[Records from a data source]
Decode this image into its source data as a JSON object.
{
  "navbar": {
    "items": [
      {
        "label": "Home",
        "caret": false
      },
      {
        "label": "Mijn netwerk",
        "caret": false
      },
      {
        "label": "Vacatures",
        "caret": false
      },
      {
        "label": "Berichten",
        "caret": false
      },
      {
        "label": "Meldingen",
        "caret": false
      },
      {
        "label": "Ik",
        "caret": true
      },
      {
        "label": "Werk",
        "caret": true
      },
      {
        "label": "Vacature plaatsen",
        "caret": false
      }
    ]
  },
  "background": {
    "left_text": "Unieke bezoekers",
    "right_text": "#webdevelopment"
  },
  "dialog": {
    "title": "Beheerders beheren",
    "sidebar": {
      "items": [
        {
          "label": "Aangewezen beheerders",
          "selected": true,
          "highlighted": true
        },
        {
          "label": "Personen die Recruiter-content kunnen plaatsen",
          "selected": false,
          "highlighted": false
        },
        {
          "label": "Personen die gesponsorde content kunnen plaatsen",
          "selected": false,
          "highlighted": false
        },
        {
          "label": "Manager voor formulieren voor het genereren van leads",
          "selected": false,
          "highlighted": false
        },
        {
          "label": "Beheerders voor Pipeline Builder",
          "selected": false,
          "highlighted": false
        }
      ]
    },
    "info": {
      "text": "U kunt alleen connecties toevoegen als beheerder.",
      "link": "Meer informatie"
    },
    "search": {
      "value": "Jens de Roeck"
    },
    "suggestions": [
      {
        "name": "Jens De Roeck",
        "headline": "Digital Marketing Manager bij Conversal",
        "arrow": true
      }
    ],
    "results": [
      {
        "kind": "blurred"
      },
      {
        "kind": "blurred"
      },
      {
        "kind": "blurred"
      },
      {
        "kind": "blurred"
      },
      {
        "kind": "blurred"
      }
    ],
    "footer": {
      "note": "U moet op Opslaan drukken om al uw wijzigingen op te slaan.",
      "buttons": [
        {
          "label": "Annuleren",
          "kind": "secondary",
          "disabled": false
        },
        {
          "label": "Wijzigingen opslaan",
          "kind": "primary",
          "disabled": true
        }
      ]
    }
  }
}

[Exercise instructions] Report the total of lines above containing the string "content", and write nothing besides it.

[Response for this exercise] 2